Change management tools l l Change management is a procedural process so it can Change management tools l l Change management is a procedural process so it can be modelled and integrated with a version management system Change management tools • • • Form editor Workflow system Change database, with query facilities ©Ian Sommerville 2000 Software Engineering, 6 th edition. Chapter 29 Slide 47

Version management tools l l Version and release identification Storage management. Change history recording Version management tools l l Version and release identification Storage management. Change history recording Independent development ©Ian Sommerville 2000 Software Engineering, 6 th edition. Chapter 29 Slide 48

Delta-based versioning ©Ian Sommerville 2000 Software Engineering, 6 th edition. Chapter 29 Slide 49 Delta-based versioning ©Ian Sommerville 2000 Software Engineering, 6 th edition. Chapter 29 Slide 49

e. g. Microsoft Visual Source Safe l l Part of Visual Studio Handles Sharing e. g. Microsoft Visual Source Safe l l Part of Visual Studio Handles Sharing of Files in a project • • l Handles Multiple Versions • • l Check out for making changes Check back in after changes Saves latest Saves “Backward Deltas” Mostly makes sense with network common area available to whole team ©Ian Sommerville 2000 Software Engineering, 6 th edition. Chapter 29 Slide 50

Microsoft Visual Source Safe l l l VSS keeps a database Inside DB there Microsoft Visual Source Safe l l l VSS keeps a database Inside DB there are Projects include files Users have working folder for when they are working on something Shadow Folder – common, read only versions of current code ©Ian Sommerville 2000 Software Engineering, 6 th edition. Chapter 29 Slide 51

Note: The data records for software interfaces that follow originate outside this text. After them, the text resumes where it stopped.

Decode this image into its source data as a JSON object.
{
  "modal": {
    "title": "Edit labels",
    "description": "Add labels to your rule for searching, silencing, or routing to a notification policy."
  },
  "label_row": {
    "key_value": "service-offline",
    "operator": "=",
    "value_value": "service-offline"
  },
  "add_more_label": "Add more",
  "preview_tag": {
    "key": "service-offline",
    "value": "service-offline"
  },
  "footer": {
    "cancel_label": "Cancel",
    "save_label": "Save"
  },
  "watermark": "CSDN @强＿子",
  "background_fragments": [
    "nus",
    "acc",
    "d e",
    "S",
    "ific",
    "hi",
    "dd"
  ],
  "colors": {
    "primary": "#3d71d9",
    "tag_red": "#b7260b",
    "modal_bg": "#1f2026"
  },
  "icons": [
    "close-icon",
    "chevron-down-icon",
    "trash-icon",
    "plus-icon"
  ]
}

Microsoft Visual Source Safe l l l l Check out file – copied to Microsoft Visual Source Safe l l l l Check out file – copied to your working folder While checked out, other check-outs are stopped Check back in makes file available to others If not changing file, can Get / View the file (read only) Can cancel checkout if decide not to change file VSS can show differences between versions of a file VSS keeps track of versions using numbers, by date, AND by user-defined labels (names) Can try to merge different versions of a file ©Ian Sommerville 2000 Software Engineering, 6 th edition. Chapter 29 Slide 52

System building l l l Building a large system is computationally expensive and may System building l l l Building a large system is computationally expensive and may take several hours Hundreds of files may be involved System building tools may provide • A dependency specification language and interpreter • Tool selection and instantiation support • Distributed compilation • Derived object management ©Ian Sommerville 2000 Software Engineering, 6 th edition. Chapter 29 Slide 53

Component dependencies ©Ian Sommerville 2000 Software Engineering, 6 th edition. Chapter 29 Slide 54 Component dependencies ©Ian Sommerville 2000 Software Engineering, 6 th edition. Chapter 29 Slide 54